* _The problem_
Copy out the data that follows exactly, leaving out no line.

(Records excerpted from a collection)
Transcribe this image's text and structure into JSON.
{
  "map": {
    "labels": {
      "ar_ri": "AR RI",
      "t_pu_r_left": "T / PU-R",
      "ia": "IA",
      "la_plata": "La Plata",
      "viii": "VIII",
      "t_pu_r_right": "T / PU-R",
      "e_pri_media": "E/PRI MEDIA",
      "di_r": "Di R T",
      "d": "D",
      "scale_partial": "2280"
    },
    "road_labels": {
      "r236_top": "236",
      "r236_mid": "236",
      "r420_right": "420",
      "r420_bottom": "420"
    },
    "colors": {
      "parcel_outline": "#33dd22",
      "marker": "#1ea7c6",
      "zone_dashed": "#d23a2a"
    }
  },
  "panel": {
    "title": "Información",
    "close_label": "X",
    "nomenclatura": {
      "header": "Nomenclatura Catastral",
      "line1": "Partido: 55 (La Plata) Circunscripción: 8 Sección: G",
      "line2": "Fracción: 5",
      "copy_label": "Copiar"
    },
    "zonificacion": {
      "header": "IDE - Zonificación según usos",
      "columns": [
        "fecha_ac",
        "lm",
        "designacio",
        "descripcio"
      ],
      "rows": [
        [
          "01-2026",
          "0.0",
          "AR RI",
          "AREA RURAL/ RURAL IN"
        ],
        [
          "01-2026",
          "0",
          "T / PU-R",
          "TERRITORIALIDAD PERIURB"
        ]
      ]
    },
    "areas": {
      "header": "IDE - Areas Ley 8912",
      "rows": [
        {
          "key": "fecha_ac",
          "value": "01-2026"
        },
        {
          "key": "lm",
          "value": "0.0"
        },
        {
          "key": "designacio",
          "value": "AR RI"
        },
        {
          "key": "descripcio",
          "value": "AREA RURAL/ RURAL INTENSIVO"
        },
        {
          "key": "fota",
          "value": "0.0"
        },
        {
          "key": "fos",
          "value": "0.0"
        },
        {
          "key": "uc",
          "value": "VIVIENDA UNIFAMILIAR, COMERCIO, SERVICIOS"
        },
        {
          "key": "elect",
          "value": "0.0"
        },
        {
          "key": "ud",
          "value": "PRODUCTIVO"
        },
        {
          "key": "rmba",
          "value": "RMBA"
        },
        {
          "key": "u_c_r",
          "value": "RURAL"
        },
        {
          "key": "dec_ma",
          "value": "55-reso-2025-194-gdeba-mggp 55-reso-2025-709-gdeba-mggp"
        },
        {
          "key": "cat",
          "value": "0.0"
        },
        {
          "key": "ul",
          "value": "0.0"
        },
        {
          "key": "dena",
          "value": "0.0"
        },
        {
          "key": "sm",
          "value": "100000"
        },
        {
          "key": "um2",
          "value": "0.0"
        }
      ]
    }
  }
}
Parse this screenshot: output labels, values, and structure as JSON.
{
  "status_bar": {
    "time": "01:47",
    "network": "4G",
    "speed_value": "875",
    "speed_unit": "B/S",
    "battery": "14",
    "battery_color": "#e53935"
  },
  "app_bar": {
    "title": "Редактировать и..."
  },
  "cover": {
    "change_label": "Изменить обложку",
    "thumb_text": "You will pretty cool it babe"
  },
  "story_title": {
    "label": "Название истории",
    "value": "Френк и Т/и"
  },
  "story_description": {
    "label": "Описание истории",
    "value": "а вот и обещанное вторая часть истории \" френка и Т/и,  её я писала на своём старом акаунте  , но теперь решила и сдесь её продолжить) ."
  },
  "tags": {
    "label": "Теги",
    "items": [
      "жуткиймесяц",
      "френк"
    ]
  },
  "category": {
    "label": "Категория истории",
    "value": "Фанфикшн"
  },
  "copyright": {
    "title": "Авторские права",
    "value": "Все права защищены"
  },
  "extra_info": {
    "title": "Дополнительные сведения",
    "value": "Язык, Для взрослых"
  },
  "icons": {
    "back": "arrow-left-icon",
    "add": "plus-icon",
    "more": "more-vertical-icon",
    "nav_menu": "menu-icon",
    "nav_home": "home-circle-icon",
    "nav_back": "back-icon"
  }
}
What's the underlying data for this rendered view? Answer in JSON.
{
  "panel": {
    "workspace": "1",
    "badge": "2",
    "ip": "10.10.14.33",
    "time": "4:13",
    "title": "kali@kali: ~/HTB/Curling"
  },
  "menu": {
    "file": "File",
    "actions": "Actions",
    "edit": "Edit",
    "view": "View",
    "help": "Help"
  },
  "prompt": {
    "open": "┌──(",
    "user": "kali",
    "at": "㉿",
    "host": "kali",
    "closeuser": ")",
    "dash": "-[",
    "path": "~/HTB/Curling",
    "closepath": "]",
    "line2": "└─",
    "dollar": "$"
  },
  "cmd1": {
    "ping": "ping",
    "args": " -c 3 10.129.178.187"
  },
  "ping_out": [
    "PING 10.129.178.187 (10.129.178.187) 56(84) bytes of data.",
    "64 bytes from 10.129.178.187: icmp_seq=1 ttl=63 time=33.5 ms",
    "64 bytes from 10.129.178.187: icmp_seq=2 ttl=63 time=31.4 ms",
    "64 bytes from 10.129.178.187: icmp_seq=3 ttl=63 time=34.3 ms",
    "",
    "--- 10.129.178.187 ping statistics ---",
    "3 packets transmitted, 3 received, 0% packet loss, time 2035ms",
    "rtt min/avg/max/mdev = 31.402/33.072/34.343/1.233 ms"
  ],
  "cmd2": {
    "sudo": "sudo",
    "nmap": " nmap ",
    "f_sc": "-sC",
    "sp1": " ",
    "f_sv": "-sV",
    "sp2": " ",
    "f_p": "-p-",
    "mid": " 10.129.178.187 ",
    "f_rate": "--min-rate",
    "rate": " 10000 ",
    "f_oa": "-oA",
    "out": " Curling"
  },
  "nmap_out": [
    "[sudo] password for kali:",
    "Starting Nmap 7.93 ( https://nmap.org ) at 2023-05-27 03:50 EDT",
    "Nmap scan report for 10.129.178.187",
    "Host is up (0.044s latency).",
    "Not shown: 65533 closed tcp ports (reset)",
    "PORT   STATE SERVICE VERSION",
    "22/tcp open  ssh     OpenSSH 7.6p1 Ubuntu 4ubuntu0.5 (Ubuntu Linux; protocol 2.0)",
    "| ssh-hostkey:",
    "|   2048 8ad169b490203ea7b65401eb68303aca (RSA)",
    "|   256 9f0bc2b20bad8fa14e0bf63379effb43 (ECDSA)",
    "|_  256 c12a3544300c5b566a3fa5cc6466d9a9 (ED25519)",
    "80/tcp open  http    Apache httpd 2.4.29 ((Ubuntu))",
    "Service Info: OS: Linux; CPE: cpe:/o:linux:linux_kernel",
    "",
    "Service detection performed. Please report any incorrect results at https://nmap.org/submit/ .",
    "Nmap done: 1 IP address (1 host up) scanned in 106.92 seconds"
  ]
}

* _Your solution_
Transcribe this image's text and structure into JSON.
{
  "map": {
    "labels": {
      "ar_ri": "AR RI",
      "t_pu_r_left": "T / PU-R",
      "ia": "IA",
      "la_plata": "La Plata",
      "viii": "VIII",
      "t_pu_r_right": "T / PU-R",
      "e_pri_media": "E/PRI MEDIA",
      "di_r": "Di R T",
      "d": "D",
      "scale_partial": "2280"
    },
    "road_labels": {
      "r236_top": "236",
      "r236_mid": "236",
      "r420_right": "420",
      "r420_bottom": "420"
    },
    "colors": {
      "parcel_outline": "#33dd22",
      "marker": "#1ea7c6",
      "zone_dashed": "#d23a2a"
    }
  },
  "panel": {
    "title": "Información",
    "close_label": "X",
    "nomenclatura": {
      "header": "Nomenclatura Catastral",
      "line1": "Partido: 55 (La Plata) Circunscripción: 8 Sección: G",
      "line2": "Fracción: 5",
      "copy_label": "Copiar"
    },
    "zonificacion": {
      "header": "IDE - Zonificación según usos",
      "columns": [
        "fecha_ac",
        "lm",
        "designacio",
        "descripcio"
      ],
      "rows": [
        [
          "01-2026",
          "0.0",
          "AR RI",
          "AREA RURAL/ RURAL IN"
        ],
        [
          "01-2026",
          "0",
          "T / PU-R",
          "TERRITORIALIDAD PERIURB"
        ]
      ]
    },
    "areas": {
      "header": "IDE - Areas Ley 8912",
      "rows": [
        {
          "key": "fecha_ac",
          "value": "01-2026"
        },
        {
          "key": "lm",
          "value": "0.0"
        },
        {
          "key": "designacio",
          "value": "AR RI"
        },
        {
          "key": "descripcio",
          "value": "AREA RURAL/ RURAL INTENSIVO"
        },
        {
          "key": "fota",
          "value": "0.0"
        },
        {
          "key": "fos",
          "value": "0.0"
        },
        {
          "key": "uc",
          "value": "VIVIENDA UNIFAMILIAR, COMERCIO, SERVICIOS"
        },
        {
          "key": "elect",
          "value": "0.0"
        },
        {
          "key": "ud",
          "value": "PRODUCTIVO"
        },
        {
          "key": "rmba",
          "value": "RMBA"
        },
        {
          "key": "u_c_r",
          "value": "RURAL"
        },
        {
          "key": "dec_ma",
          "value": "55-reso-2025-194-gdeba-mggp 55-reso-2025-709-gdeba-mggp"
        },
        {
          "key": "cat",
          "value": "0.0"
        },
        {
          "key": "ul",
          "value": "0.0"
        },
        {
          "key": "dena",
          "value": "0.0"
        },
        {
          "key": "sm",
          "value": "100000"
        },
        {
          "key": "um2",
          "value": "0.0"
        }
      ]
    }
  }
}
Parse this screenshot: output labels, values, and structure as JSON.
{
  "status_bar": {
    "time": "01:47",
    "network": "4G",
    "speed_value": "875",
    "speed_unit": "B/S",
    "battery": "14",
    "battery_color": "#e53935"
  },
  "app_bar": {
    "title": "Редактировать и..."
  },
  "cover": {
    "change_label": "Изменить обложку",
    "thumb_text": "You will pretty cool it babe"
  },
  "story_title": {
    "label": "Название истории",
    "value": "Френк и Т/и"
  },
  "story_description": {
    "label": "Описание истории",
    "value": "а вот и обещанное вторая часть истории \" френка и Т/и,  её я писала на своём старом акаунте  , но теперь решила и сдесь её продолжить) ."
  },
  "tags": {
    "label": "Теги",
    "items": [
      "жуткиймесяц",
      "френк"
    ]
  },
  "category": {
    "label": "Категория истории",
    "value": "Фанфикшн"
  },
  "copyright": {
    "title": "Авторские права",
    "value": "Все права защищены"
  },
  "extra_info": {
    "title": "Дополнительные сведения",
    "value": "Язык, Для взрослых"
  },
  "icons": {
    "back": "arrow-left-icon",
    "add": "plus-icon",
    "more": "more-vertical-icon",
    "nav_menu": "menu-icon",
    "nav_home": "home-circle-icon",
    "nav_back": "back-icon"
  }
}
What's the underlying data for this rendered view? Answer in JSON.
{
  "panel": {
    "workspace": "1",
    "badge": "2",
    "ip": "10.10.14.33",
    "time": "4:13",
    "title": "kali@kali: ~/HTB/Curling"
  },
  "menu": {
    "file": "File",
    "actions": "Actions",
    "edit": "Edit",
    "view": "View",
    "help": "Help"
  },
  "prompt": {
    "open": "┌──(",
    "user": "kali",
    "at": "㉿",
    "host": "kali",
    "closeuser": ")",
    "dash": "-[",
    "path": "~/HTB/Curling",
    "closepath": "]",
    "line2": "└─",
    "dollar": "$"
  },
  "cmd1": {
    "ping": "ping",
    "args": " -c 3 10.129.178.187"
  },
  "ping_out": [
    "PING 10.129.178.187 (10.129.178.187) 56(84) bytes of data.",
    "64 bytes from 10.129.178.187: icmp_seq=1 ttl=63 time=33.5 ms",
    "64 bytes from 10.129.178.187: icmp_seq=2 ttl=63 time=31.4 ms",
    "64 bytes from 10.129.178.187: icmp_seq=3 ttl=63 time=34.3 ms",
    "",
    "--- 10.129.178.187 ping statistics ---",
    "3 packets transmitted, 3 received, 0% packet loss, time 2035ms",
    "rtt min/avg/max/mdev = 31.402/33.072/34.343/1.233 ms"
  ],
  "cmd2": {
    "sudo": "sudo",
    "nmap": " nmap ",
    "f_sc": "-sC",
    "sp1": " ",
    "f_sv": "-sV",
    "sp2": " ",
    "f_p": "-p-",
    "mid": " 10.129.178.187 ",
    "f_rate": "--min-rate",
    "rate": " 10000 ",
    "f_oa": "-oA",
    "out": " Curling"
  },
  "nmap_out": [
    "[sudo] password for kali:",
    "Starting Nmap 7.93 ( https://nmap.org ) at 2023-05-27 03:50 EDT",
    "Nmap scan report for 10.129.178.187",
    "Host is up (0.044s latency).",
    "Not shown: 65533 closed tcp ports (reset)",
    "PORT   STATE SERVICE VERSION",
    "22/tcp open  ssh     OpenSSH 7.6p1 Ubuntu 4ubuntu0.5 (Ubuntu Linux; protocol 2.0)",
    "| ssh-hostkey:",
    "|   2048 8ad169b490203ea7b65401eb68303aca (RSA)",
    "|   256 9f0bc2b20bad8fa14e0bf63379effb43 (ECDSA)",
    "|_  256 c12a3544300c5b566a3fa5cc6466d9a9 (ED25519)",
    "80/tcp open  http    Apache httpd 2.4.29 ((Ubuntu))",
    "Service Info: OS: Linux; CPE: cpe:/o:linux:linux_kernel",
    "",
    "Service detection performed. Please report any incorrect results at https://nmap.org/submit/ .",
    "Nmap done: 1 IP address (1 host up) scanned in 106.92 seconds"
  ]
}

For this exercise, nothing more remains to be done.